Begg said he had made numerous appeals to the Home Office and had filed an application for a new passport in June 2019. But the Home Office repeatedly said it needed to carry out further checks, he said. In September 2021, Begg was finally issued with a new passport. But the Home Office informed him three weeks later via email that the passport had been issued in error and once again withdrawn. A cover letter attached to the email was incorrectly addressed to a person convicted of passport fraud and dated 2017, Begg said.

“There is something deeply incompetent at best. Otherwise it is just being vindictive,” said Begg. “This is the third time that my passport has been revoked. What is it I am guilty of? I have never had a day in court, never been convicted of any crime. I have been compensated by the government for its role in my abuse. It’s well known that I have been campaigning against the role of British intelligence services in torture.”

UK Nationality and Borders Bill: 'Banishment' powers slammed by Lords
Read More »

The withdrawal of passports is among a range of powers deployed by the UK government in recent years as part of counterterrorism and security measures to disrupt the travel and return of British nationals to Syria and other war zones.

Passports are provided to British citizens under royal prerogative powers, meaning they can be issued and withdrawn at the Home Secretary’s discretion.

In 2013, Theresa May, then the Home Secretary, updated the criteria for the use of the powers to include withdrawing passports from people who “seek to engage in fighting, extremist activity or terrorist training outside the United Kingdom”.

According to the latest published figures, the government denied passports on national security grounds to 86 people between 2013 and 2018. Forty-eight of these cases were reviewed and passports were restored to 13 people.

Other controversial measures used against British nationals who travelled to Syria have included citizenship deprivation powers, which the government is currently seeking to extend through the Borders and Nationality bill.

Tweeting about the return of his passport last September, before it was again withdrawn, Begg said he had earned the right to be subjected once again to Schedule 7 stops, another notorious counterterrorism power giving police the right to interrogate and search travellers passing through ports and airports. He says he was routinely subjected to Schedule 7 stops prior to having his passport confiscated.

Begg's campaign to regain his passport received support on Wednesday from Clive Stafford Smith, the human rights lawyer who represented him when he was detained at Guantanamo.

Stafford Smith said: "I very much want to work with him on a number of human rights projects around the world, but that’s made much more difficult because he doesn’t have his passport, which is unconscionable. Moazzam has been a force for peace and a force for good for many years now; he needs to be given his passport back."

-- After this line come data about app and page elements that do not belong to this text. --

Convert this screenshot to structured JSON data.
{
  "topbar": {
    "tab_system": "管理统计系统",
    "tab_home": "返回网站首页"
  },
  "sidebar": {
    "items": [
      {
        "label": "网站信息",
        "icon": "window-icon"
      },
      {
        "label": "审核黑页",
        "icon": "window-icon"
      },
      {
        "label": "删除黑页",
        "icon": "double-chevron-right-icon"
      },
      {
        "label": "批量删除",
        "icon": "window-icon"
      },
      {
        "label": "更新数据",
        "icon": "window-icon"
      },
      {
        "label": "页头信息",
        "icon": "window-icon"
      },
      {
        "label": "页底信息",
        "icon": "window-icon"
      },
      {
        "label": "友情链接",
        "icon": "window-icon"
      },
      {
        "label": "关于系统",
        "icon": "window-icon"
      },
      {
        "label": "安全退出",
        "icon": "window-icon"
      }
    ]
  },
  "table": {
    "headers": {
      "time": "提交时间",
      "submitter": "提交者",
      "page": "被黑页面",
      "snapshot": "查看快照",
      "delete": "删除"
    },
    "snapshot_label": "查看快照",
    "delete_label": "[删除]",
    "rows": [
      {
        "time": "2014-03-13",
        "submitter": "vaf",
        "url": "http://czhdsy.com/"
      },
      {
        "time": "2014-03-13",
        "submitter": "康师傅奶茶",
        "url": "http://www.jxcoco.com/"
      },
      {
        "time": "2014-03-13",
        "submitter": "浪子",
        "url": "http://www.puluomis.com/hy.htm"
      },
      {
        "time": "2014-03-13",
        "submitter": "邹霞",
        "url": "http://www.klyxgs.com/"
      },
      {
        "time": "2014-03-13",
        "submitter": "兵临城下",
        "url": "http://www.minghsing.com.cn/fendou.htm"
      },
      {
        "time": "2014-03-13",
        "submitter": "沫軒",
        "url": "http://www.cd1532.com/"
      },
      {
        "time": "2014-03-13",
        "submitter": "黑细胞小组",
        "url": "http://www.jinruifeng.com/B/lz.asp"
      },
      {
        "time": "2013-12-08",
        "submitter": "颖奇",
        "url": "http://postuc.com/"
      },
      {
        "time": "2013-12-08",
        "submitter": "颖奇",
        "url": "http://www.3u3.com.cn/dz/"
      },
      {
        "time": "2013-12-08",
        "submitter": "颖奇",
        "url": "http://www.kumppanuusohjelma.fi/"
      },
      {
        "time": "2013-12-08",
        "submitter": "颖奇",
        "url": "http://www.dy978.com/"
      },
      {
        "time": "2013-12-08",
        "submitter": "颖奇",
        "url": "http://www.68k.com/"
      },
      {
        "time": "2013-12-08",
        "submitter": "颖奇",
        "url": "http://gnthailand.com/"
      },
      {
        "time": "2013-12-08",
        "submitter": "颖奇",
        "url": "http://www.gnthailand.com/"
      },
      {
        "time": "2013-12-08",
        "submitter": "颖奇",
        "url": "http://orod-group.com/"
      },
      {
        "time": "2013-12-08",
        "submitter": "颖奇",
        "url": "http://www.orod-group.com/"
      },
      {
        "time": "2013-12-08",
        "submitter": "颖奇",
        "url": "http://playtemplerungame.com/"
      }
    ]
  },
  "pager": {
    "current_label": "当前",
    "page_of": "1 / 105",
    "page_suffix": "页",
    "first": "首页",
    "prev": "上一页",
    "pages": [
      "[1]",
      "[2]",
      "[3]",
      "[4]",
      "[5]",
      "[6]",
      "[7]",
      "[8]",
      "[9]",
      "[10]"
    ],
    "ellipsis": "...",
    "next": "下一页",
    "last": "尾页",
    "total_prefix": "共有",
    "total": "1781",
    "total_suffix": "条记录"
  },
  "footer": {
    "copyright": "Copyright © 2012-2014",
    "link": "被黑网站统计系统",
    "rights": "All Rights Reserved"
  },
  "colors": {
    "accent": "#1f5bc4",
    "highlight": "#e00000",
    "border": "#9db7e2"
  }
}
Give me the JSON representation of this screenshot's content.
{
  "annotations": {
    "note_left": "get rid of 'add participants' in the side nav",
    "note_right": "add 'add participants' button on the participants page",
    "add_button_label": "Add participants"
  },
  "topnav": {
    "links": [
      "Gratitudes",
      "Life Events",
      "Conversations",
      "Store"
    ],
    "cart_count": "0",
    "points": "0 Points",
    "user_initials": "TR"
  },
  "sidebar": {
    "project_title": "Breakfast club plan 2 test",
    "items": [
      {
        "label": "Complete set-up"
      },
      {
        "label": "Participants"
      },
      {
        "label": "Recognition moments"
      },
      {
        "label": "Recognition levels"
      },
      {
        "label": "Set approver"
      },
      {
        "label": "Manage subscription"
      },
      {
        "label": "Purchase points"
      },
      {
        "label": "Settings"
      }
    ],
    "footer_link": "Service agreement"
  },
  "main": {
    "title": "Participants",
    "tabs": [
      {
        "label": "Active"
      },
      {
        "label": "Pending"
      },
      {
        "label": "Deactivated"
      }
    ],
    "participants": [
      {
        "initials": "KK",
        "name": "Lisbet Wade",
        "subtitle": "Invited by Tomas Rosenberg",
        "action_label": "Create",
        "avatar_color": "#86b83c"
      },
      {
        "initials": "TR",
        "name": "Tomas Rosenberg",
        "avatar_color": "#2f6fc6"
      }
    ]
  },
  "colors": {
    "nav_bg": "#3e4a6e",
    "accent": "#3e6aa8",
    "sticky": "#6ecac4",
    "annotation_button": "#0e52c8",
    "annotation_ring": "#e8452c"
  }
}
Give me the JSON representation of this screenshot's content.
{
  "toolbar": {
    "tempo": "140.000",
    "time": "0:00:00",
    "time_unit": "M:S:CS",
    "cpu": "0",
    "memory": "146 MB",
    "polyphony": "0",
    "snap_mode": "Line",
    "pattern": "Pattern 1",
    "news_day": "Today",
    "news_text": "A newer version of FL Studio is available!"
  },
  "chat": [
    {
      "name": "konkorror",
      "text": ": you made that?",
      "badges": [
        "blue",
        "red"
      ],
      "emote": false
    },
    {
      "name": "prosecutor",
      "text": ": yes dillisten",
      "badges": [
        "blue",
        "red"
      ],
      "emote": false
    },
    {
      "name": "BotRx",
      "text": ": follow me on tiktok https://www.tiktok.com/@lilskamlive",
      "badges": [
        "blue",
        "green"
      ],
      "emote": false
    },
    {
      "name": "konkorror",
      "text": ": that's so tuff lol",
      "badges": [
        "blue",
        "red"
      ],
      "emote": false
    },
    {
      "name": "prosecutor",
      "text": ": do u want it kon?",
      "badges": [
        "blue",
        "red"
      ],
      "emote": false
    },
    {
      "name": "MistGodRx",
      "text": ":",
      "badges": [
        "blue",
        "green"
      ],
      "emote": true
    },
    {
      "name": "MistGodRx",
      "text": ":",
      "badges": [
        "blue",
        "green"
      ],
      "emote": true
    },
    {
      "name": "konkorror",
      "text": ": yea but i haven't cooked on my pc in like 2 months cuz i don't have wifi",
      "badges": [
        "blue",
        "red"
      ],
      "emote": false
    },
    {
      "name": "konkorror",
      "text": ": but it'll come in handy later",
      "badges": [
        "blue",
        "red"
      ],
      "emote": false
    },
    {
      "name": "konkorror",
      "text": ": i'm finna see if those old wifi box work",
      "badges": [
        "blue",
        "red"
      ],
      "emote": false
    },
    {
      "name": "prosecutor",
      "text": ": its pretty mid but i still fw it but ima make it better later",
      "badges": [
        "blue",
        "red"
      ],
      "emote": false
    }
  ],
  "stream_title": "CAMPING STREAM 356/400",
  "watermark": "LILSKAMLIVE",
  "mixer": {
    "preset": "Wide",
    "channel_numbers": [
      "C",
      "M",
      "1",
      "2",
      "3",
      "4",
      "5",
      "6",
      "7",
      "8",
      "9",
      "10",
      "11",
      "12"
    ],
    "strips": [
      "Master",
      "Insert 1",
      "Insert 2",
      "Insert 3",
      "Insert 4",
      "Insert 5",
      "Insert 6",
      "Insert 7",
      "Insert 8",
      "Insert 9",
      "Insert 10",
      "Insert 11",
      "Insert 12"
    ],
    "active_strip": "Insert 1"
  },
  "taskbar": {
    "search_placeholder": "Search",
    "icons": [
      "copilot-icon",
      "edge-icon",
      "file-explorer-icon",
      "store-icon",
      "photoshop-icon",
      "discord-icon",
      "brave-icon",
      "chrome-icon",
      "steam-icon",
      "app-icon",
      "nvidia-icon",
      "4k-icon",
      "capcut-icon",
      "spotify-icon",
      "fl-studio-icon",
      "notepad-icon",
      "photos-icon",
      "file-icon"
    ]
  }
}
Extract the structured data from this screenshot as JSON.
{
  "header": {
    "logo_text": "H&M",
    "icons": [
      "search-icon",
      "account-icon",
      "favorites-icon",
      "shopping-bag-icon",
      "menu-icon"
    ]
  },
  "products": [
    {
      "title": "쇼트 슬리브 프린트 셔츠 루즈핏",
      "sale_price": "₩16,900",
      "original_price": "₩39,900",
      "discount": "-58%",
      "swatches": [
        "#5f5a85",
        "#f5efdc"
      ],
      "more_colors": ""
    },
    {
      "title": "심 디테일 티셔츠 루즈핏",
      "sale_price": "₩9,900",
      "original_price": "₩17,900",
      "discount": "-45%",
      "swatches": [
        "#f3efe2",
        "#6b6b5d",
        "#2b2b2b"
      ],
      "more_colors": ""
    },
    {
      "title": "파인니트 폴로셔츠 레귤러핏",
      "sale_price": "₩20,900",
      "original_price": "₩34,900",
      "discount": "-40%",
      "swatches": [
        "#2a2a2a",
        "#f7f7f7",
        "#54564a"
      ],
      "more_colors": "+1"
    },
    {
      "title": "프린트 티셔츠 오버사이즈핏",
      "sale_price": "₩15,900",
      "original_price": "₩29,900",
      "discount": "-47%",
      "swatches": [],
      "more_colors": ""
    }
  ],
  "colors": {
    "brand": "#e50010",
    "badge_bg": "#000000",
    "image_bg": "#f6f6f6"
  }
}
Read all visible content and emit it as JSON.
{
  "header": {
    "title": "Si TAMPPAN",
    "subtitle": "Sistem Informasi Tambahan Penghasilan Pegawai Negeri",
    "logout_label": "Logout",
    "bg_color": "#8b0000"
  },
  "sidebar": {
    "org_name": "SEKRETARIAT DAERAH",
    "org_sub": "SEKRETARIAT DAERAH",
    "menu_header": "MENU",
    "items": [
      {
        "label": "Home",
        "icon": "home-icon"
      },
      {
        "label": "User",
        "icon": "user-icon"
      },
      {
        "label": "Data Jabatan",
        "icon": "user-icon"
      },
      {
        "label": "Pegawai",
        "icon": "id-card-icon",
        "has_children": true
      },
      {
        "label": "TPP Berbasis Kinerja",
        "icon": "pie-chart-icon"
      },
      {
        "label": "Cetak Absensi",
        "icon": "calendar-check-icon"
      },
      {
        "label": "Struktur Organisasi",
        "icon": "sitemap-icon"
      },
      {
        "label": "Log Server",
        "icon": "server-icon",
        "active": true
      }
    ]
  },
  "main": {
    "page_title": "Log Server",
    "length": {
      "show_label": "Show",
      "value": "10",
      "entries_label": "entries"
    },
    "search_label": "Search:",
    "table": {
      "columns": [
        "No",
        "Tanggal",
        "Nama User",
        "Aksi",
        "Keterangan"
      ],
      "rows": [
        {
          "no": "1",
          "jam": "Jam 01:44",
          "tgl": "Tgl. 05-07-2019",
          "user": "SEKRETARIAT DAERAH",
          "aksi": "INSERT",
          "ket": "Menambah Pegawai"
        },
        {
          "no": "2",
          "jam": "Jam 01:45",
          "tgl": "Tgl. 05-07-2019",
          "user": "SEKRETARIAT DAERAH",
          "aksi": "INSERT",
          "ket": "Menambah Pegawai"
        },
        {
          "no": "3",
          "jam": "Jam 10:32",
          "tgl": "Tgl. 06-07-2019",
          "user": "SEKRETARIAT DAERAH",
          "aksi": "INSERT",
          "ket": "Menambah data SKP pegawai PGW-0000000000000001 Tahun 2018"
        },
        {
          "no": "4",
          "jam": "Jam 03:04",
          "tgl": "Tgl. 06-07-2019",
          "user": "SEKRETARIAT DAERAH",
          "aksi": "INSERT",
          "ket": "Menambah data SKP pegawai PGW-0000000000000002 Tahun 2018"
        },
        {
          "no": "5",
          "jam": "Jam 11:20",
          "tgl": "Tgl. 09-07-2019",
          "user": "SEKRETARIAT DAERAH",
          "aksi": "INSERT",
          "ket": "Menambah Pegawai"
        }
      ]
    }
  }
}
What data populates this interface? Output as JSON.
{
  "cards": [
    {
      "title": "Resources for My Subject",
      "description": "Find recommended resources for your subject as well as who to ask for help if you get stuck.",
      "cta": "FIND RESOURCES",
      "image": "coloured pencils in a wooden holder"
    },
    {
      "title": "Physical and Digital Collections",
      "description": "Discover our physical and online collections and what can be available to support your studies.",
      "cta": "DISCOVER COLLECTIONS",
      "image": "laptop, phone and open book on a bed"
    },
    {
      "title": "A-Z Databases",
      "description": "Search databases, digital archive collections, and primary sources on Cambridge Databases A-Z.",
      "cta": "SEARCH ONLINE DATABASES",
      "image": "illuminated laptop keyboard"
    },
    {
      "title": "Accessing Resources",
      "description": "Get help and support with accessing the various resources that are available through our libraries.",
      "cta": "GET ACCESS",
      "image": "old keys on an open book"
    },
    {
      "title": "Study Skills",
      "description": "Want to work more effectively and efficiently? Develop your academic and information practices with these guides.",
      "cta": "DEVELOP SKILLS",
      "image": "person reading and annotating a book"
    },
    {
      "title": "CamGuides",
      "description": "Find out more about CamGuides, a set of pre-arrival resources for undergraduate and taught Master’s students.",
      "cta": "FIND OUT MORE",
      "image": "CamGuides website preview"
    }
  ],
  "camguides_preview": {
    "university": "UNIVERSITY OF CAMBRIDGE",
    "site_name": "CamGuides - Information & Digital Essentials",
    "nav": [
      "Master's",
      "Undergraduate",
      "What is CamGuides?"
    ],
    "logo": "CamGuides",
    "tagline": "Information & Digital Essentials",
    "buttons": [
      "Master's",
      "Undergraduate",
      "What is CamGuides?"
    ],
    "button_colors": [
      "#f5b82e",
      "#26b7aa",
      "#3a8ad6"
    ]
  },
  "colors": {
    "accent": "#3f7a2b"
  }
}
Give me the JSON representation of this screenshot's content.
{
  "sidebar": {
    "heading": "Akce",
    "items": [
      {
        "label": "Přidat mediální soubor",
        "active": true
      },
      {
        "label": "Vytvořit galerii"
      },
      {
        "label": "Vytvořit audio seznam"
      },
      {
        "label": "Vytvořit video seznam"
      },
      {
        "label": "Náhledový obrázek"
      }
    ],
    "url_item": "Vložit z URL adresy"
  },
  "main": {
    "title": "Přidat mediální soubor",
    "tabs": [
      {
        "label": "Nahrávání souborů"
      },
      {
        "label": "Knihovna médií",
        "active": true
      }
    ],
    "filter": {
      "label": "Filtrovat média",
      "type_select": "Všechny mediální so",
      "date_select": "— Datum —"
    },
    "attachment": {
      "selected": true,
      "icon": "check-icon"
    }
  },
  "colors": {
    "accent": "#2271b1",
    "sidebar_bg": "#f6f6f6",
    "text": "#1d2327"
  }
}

A spokesperson for the Home Office told MEE: "It would be inappropriate to comment on this case while the department considers its response to the Pre-Action Protocol letter received from Mr Begg’s legal representatives."